┌────────

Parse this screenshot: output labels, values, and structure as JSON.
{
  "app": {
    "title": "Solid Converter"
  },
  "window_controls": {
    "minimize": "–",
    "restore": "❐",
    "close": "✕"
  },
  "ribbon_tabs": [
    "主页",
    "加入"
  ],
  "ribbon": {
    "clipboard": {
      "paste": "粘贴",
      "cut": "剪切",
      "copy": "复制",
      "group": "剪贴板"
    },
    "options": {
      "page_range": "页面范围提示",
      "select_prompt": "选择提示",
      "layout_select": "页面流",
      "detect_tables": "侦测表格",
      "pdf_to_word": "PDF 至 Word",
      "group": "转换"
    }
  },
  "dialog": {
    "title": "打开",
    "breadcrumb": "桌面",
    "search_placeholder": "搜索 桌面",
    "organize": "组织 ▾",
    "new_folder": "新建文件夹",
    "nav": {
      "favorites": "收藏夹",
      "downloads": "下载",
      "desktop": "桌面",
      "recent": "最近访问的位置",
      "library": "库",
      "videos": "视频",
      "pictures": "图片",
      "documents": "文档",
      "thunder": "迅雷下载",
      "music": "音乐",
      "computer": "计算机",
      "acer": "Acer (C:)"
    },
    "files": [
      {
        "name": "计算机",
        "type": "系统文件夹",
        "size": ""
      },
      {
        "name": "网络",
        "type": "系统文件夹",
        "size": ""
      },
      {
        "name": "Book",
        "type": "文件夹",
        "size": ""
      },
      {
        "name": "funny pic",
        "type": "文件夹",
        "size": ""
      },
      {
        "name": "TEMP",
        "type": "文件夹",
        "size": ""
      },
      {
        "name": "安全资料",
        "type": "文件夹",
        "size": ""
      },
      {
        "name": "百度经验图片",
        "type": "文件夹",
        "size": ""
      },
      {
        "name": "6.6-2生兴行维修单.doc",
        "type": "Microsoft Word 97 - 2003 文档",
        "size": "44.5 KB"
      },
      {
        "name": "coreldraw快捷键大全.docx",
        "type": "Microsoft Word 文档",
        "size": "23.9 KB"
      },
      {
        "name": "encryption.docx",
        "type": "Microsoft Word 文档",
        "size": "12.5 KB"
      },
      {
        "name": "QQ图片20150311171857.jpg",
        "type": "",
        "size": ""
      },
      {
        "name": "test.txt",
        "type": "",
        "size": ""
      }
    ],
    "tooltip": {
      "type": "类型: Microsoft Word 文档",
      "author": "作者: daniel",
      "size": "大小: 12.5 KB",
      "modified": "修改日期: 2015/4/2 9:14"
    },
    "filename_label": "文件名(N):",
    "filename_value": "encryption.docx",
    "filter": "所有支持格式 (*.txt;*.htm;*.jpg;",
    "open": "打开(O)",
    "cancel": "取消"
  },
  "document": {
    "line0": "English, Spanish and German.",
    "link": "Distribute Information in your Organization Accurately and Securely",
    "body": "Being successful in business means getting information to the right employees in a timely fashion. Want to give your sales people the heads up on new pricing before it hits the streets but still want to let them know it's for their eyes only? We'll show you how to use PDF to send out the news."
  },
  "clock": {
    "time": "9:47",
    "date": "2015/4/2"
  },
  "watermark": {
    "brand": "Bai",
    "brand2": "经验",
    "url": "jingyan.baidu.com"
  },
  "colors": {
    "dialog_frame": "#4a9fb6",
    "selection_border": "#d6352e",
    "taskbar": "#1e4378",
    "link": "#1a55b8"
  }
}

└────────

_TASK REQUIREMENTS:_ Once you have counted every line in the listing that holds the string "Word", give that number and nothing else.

_OUTPUT OF THE EXERCISE:_ 5